Now, as an elite gymnast, Lewis has already mastered his routines on the floor and pommel horse, as well as the still rings, vault, parallel bars and horizontal bars,
His power to agility ratio is such that he is already leaving other gymnasts in his wake, which the Woking athlete is taking in his stride. However, Jamie’s success comes at a cost, but one that he is happy to preserve to one-day win an Olympic gold medal.
As a Year 11 student, Lewis admits that juggling homework and training is a tall order, but remains entirely grateful for the support that he has continues to receive from The Winston Churchill School in St Johns, which has adapted his timetable to enable him time to train.
Elliott said: “Jamie is currently doing 26 hours of gymnastics a week, so doing any more sport at school will have a detrimental effect. His school has been very good and recognise that he is already over the quota for physical education.
“When Jamie’s at the National Sports Centre in Lilleshall, Sport England arrange for a tutor to come in and
support the gymnasts with their tuition and homework, so it’s a bit like home from home.
“Being a gymnast a big commitment; sometimes I don’t think other sports appreciate the level of commitment required to compete at the top level.
“If Jamie finishes school at 2pm, he’s often at the club [WGC] until 8pm, after which he has to go home, eat, do his homework and try to get some rest before it all starts again the following day,” he added.
However, Lewis’ family and his coach believe that his sacrifices will serve him well in years to come based on the youngster’s unprecedented success to date.
After winning gold at the European Championships in Switzerland back in May, Lewis’ card is certainly marked as one to watch for the future. And despite a string of medals to his name, Lewis appears to be taking success in his stride.
He said: “For me, getting into the national squad has been my biggest achievement so far. It has given me the chance to represent Great Britain and also travel the world.
“In two year’s time  I’ve got the European Championships in Glasgow and the Youth Olympics in Buenos Aires [Argentina], but before then I’ll be competing again in the British and English gymnastic competitions,” he added.
If Lewis can triumph in the Euros and the Youth Olympics, he will then transfer to the senior squad, where he will trial in every competition and event to hopefully book his plane ticket to Tokyo in 2020.
And while a lot can happen in four years, Lewis’ coach doesn’t believe anything can stop him becoming Woking’s most successful gymnast ever.

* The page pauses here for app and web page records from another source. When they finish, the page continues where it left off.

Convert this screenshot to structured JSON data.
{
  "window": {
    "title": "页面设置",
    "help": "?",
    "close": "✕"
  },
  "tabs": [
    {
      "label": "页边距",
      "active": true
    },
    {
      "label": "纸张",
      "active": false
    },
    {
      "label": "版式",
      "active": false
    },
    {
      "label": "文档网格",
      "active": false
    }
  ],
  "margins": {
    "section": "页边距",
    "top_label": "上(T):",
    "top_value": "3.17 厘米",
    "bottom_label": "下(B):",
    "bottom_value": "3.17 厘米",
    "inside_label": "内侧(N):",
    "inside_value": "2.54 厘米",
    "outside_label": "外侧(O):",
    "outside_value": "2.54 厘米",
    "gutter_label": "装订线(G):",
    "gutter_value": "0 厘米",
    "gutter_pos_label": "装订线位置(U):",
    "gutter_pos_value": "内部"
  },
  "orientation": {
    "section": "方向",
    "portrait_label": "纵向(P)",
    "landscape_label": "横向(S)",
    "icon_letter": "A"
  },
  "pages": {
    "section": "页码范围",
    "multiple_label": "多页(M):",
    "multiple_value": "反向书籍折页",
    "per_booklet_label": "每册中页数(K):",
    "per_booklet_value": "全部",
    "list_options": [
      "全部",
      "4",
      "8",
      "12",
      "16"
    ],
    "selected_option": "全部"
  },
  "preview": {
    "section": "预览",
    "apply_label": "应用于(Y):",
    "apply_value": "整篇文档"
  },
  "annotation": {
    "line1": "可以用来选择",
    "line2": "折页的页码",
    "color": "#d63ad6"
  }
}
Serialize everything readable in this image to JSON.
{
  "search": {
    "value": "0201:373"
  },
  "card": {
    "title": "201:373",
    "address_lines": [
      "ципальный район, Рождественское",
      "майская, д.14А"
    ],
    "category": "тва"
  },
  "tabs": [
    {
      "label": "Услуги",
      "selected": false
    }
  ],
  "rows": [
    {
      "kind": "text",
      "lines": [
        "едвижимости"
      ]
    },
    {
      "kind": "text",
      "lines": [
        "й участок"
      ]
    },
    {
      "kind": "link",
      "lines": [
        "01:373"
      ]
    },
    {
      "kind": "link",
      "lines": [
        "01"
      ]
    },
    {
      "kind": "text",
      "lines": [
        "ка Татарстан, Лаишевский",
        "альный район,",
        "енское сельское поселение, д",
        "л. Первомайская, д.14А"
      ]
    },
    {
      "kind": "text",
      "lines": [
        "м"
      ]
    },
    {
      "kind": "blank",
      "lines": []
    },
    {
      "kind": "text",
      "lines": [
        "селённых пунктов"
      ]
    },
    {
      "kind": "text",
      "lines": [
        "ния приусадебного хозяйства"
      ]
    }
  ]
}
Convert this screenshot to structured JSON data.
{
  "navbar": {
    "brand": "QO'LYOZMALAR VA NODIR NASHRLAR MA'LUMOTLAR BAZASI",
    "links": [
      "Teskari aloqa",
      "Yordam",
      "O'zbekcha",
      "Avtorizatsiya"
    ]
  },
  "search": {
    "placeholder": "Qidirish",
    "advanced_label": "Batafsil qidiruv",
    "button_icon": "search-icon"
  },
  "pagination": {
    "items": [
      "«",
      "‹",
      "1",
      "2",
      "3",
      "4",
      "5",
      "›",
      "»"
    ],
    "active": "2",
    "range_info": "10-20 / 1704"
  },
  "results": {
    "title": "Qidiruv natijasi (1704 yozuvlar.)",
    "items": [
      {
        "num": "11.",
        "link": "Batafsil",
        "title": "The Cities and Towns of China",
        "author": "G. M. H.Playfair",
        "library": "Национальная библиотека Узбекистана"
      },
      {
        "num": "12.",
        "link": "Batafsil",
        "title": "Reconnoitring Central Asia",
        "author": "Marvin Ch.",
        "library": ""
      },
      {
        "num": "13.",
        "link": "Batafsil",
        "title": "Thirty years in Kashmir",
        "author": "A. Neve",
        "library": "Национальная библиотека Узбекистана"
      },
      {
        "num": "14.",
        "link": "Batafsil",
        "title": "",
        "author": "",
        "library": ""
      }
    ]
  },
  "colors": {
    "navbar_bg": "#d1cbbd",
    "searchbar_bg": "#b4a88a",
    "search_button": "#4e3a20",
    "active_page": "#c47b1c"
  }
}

“Jamie doesn’t need to change anything about what he is doing now, explained Elliott. If he continues to in the same vein, he will make the next Olympic squad.
“Even at 16, his pommels can compete with the likes of Louis Smith [Olympic silver medalist], and there’s probably only three gymnasts in the world that can do the pommel like him who are under 18. It’s an exciting time for Woking and British gymnastics,” added Elliott.
Pictures by Andy Fitzsimons (taken at Woking Gymnastics Club – November 2016)